Publication Date



The thesis of this Article is that we are moving toward a
fundamentally epistemological approach to determining
the admissibility of expert testimony. The first part of the
Article notes that while many Frye jurisdictions exempted
soft science and nonscientific expertise, the Daubert line of
authority mandates that like an epistemologist, a trial
judge examine knowledge claims by any expert. The
second part addresses the question of the breadth of the
judge's analysis. The second part points out that under

the marketplace and general acceptance tests, courts
sometimes conducted a global analysis and inquired
generally whether the discipline itself was recognized and
possessed some valid knowledge. The second part
demonstrates that in contrast, under Daubert the judge
must test the reliability of the specific theory or technique
the expert proposes to rely on. Like an epistemologist, the
judge must challenge the particular knowledge claim
advanced by the expert. The third and final part of the
Article concerns the depth of the judge's scrutiny. The
third part explains that by employing acceptance tests, the
marketplace and Frye standards effectively delegated the
decision to the required acceptors - either market actors or
members of the relevant specialty field. Thus, under these
standards, the judge was obliged to accept ipse dixit
assertions by the acceptors. Instead, Daubert and its
progeny such as Joiner forbid the judge from accepting
such assertions at face value. Like a skeptical
epistemologist, the judge must demand that the proponent
establish sufficient warrant for the expert's knowledge
claim. The upshot of the new Daubert approach is that

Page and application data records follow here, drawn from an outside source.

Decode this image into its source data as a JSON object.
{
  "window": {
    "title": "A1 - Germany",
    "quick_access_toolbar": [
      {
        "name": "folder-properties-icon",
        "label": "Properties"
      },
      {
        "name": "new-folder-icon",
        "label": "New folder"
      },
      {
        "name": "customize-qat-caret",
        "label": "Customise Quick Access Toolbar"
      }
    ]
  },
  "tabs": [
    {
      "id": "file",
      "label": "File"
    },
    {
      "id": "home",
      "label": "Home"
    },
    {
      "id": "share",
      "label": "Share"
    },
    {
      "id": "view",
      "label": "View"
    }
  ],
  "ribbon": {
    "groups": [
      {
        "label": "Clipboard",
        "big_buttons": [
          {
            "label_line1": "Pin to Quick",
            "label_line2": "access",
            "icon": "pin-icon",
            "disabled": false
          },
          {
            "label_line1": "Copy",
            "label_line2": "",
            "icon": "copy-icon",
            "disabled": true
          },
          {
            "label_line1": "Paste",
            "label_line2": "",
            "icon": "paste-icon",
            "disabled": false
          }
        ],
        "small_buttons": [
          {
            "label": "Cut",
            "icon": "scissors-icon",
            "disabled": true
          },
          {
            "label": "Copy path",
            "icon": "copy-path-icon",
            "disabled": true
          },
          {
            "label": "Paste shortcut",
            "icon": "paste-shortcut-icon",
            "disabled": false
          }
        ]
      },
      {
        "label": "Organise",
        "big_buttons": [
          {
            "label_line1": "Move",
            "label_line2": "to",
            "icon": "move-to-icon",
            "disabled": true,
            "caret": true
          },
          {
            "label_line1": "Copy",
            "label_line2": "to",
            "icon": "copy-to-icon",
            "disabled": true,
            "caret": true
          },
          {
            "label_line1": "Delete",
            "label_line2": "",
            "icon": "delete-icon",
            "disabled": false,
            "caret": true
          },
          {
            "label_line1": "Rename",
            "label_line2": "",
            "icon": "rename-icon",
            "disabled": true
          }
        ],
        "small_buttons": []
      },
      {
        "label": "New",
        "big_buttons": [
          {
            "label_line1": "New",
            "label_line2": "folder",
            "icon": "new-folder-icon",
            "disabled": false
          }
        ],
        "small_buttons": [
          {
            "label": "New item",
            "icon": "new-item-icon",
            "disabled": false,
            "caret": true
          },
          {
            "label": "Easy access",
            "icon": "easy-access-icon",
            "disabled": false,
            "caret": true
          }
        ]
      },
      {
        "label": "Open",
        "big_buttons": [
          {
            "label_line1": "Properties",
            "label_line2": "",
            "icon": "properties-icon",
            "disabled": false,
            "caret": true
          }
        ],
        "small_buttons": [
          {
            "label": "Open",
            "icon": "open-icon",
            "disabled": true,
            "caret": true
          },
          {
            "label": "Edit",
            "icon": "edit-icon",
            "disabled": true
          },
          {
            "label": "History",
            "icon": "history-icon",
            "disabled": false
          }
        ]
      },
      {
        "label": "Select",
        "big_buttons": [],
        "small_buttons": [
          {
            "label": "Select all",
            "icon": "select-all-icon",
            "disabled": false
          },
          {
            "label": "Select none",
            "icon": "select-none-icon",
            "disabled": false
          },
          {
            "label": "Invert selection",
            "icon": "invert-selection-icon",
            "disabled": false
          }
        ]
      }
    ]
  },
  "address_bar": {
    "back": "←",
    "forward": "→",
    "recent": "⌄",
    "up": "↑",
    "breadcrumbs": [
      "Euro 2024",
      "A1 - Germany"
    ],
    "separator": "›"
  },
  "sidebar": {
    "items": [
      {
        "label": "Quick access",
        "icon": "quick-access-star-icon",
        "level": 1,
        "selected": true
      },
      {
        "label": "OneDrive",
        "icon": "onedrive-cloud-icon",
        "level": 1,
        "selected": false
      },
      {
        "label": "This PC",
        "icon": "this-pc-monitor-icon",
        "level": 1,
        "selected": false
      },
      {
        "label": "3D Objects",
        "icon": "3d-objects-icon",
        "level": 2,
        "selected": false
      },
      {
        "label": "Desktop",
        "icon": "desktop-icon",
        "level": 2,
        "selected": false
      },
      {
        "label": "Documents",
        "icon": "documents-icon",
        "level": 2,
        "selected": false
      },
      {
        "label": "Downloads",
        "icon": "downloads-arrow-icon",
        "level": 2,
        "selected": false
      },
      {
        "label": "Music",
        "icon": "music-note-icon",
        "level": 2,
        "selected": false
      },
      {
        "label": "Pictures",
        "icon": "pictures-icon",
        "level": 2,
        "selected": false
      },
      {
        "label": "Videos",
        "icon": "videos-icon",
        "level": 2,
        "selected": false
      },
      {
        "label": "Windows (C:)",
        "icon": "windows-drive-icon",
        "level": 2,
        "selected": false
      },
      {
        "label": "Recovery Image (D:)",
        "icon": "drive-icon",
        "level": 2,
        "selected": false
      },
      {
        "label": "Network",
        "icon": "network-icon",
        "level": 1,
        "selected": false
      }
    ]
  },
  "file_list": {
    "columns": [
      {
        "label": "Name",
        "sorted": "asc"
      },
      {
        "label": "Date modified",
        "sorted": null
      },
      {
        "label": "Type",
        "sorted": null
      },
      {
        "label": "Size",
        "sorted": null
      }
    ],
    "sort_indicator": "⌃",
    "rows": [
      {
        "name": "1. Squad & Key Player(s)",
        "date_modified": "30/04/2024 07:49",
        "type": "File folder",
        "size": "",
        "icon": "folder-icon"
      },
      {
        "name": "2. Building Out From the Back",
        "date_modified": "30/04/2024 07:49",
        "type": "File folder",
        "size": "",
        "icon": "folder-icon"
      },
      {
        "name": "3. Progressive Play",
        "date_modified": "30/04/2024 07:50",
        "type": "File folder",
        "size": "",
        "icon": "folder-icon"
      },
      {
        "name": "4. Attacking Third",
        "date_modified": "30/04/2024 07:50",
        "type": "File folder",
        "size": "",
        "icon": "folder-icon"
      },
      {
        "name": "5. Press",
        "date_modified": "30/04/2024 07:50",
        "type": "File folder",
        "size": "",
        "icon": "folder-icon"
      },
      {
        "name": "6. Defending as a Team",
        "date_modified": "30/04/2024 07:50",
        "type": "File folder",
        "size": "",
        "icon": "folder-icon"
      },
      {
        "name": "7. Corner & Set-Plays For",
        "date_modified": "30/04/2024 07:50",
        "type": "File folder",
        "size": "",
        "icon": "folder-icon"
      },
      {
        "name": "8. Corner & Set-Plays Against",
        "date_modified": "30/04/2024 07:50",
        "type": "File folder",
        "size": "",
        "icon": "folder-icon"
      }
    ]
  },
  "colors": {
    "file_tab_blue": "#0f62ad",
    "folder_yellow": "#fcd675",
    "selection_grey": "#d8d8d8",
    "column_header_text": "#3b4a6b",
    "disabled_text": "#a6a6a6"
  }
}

contemporary judges must engage in an analysis that is at
once broader, narrower, and deeper than the analyses they
conducted under the marketplace and general acceptance